Sunday, March 2, 2014

Slice of Life - Day 2

Today I have been working on a demonstration speech that I will model for my speech class.  Below is my outline for the speech.  I will be using this outline to demonstrate how to create a Key Word Outline.  Students have already outlined their speeches, but tomorrow I will be explaining what a Key Word Outline is so that they can create one from their original outlines.  Then, they will use the Key Word Outline to create note cards they can use as memory tools while they deliver their speeches.

MsWagg Demonstration Speech Outline

Main idea: To convey the materials, terms, and steps necessary to paint a room.

Purpose: To convince the audience that painting a room yourself is a cost-efficient, easy way to change a room.

Visual Aides:
·         Paint brush
·         Roller
·         Roller pad
·         Tray
·         Tray cover
·         Paint
·         Tape (optional)
·         Tarp (optional)
·         Cardboard
·         Photo of edged room
·         Slide with descriptions of types of paint (primer, water v. oil, matte v. glossy)

Imagine leaving the last day of school in June only to return to the same building the following Monday.
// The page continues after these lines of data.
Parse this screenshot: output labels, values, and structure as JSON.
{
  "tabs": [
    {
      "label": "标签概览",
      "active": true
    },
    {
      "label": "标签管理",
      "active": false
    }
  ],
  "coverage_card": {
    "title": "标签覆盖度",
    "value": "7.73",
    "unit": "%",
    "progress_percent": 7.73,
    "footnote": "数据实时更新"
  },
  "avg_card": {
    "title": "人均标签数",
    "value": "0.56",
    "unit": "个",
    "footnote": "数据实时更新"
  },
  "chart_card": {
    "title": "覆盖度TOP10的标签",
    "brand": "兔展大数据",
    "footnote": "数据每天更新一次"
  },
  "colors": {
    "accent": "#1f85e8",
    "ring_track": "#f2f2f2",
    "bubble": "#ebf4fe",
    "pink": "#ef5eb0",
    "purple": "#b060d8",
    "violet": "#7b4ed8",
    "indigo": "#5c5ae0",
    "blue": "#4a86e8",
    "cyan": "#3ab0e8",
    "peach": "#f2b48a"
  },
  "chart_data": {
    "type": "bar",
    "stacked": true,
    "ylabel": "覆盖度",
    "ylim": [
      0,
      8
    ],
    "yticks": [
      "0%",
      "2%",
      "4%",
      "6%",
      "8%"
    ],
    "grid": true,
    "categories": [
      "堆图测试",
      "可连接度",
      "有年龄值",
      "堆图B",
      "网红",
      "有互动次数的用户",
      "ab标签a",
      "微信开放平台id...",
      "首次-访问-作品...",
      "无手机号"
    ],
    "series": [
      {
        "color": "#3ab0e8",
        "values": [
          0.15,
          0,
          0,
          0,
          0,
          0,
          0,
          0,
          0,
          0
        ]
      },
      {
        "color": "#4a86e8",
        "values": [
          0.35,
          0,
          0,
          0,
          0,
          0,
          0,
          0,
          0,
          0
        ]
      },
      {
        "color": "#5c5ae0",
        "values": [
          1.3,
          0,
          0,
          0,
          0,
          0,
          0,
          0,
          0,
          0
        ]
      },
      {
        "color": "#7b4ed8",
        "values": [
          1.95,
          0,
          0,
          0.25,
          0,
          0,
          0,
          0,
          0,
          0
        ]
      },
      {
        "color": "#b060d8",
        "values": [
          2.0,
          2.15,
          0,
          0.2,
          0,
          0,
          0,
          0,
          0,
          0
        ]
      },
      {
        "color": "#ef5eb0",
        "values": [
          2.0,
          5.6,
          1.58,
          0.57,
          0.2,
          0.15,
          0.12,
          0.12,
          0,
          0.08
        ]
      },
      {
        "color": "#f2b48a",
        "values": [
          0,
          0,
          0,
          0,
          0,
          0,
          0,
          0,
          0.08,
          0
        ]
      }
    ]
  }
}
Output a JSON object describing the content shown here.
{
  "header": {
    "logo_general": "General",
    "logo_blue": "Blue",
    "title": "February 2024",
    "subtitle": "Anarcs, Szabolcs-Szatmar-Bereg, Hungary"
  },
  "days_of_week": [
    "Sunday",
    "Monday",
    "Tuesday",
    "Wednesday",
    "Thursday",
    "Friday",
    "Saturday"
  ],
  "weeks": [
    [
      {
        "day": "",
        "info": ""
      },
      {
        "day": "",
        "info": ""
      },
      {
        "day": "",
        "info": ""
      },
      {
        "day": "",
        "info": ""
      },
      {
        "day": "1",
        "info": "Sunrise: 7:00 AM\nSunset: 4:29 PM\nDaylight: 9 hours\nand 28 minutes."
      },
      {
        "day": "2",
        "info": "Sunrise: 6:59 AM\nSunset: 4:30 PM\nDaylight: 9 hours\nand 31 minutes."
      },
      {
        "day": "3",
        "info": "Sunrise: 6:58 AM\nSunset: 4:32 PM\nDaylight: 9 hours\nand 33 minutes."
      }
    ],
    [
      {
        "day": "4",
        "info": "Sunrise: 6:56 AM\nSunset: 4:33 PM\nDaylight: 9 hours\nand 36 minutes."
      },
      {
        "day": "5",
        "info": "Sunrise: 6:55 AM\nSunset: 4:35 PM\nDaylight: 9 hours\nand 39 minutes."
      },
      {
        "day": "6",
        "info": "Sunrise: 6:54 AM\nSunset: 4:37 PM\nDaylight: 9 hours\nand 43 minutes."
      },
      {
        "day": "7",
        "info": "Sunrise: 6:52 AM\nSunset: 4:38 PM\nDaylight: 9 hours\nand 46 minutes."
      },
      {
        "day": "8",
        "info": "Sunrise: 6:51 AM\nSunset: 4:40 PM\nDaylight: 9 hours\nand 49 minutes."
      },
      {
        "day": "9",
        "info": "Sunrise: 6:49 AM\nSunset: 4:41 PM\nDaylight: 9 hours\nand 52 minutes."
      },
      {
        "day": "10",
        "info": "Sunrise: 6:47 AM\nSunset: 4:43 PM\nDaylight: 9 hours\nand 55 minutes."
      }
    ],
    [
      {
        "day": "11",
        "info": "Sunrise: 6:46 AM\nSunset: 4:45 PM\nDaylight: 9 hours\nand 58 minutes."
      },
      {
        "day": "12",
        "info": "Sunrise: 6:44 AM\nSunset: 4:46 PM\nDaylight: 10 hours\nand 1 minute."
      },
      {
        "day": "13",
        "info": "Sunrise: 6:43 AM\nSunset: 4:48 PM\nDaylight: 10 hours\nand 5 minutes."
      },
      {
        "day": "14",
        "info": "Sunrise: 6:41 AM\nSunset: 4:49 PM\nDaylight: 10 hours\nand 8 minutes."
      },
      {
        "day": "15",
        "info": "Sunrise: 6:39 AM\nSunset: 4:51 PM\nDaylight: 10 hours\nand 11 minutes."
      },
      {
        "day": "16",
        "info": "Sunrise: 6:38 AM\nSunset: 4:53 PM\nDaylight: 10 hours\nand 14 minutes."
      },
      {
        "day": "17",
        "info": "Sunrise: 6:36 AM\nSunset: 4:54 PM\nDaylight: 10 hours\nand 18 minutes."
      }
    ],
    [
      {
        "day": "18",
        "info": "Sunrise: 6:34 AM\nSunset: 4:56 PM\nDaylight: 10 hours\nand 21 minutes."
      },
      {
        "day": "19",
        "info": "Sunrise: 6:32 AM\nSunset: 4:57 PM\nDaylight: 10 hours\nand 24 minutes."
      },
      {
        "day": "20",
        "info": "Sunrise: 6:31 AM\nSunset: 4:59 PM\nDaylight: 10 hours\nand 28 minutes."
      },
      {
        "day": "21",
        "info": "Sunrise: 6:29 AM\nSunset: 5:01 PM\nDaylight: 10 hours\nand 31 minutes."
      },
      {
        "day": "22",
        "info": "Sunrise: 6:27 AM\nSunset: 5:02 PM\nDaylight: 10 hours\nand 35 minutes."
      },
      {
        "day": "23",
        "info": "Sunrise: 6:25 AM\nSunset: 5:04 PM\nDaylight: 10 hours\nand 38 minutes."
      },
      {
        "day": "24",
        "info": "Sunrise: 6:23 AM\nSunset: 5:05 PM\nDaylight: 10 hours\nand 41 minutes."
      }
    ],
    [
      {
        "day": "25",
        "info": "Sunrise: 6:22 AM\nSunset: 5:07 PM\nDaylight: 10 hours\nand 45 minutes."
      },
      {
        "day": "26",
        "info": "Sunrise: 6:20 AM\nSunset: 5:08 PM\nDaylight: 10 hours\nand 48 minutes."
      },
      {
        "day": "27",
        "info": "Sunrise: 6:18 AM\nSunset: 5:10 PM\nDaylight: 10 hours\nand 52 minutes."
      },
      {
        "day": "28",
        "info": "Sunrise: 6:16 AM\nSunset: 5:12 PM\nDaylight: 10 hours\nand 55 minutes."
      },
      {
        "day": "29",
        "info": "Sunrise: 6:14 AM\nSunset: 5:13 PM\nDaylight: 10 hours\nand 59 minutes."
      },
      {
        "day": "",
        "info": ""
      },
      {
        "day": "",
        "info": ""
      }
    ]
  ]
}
For three of my teenage summers, I spent my days at my school, painting walls, doors, floors, and anything that kids can scrawl upon, scratch, and scuff. Eight hours a day, five days a week, I painted. Sound dreary? Unbearable? Not really. True, I painted, and painted, and painted, so perhaps it was a bit monotonous. But I worked with pleasant and interesting young people who were eager to converse about any and every topic, so the days were not terrible. Even better, I learned how to paint so well that I can edge a room with no tape, and when I finish rolling, my paint job looks professional.
What I would like to share with you today is how to paint a room so that you can paint a room professionally without the expense of hiring a professional painter.

Body 1:
  • Prior to painting, there are several decisions you need to make.
    • Color – dark colors vs. light colors
    • Type – location of room and use of room
    • Sheen – personal preference
    • Decide whether the room needs primed.
      • Bare drywall always need a coat of primer to seal the drywall and help the paint adhere.
      • Painting a dark room a lighter color typically needs primed so that you completely cover the previous color.
Body 2:
  • Acquire the necessary materials.
  • Step 1: Edge room.
    • Tape the edges if you have an unsteady hand or are not practiced in painting.
    • Always edge first so that you can roll over the edges to ensure no obvious difference between rolling and edging.
  • Step 2: Roll room.
    • Slow and easy so as not to splatter
    • Repeat over area to completely cover missed spots.
      • Angle roller.
Some may shy away from dipping their “brushes” and tackling the task of painting a room. It does take time and energy. It can be messy. But with knowledge and practice, painting a room yourself can save you hundreds of dollars. Just this month, I saved $300 by priming and painting my own bedroom after contractors remodeled it. Throughout your lifetime, you will live in countless rooms. You will inherit colors that the previous occupants loved but that you see as hideous. You will get tired last year's “Tiffany Blue” and want this year's “Robin's Egg Blue.” Remember this speech, and you will be able to paint your rooms with ease and confidence. 


  1. OK. So, what exactly is a "Key Word Outline"? This sounds like something I might be able to share with the 8th grade ELA teacher I work with for ESL push in support. Please share how your students did with this lesson.

  2. I like this format for a speech - it's really organized and easy to share!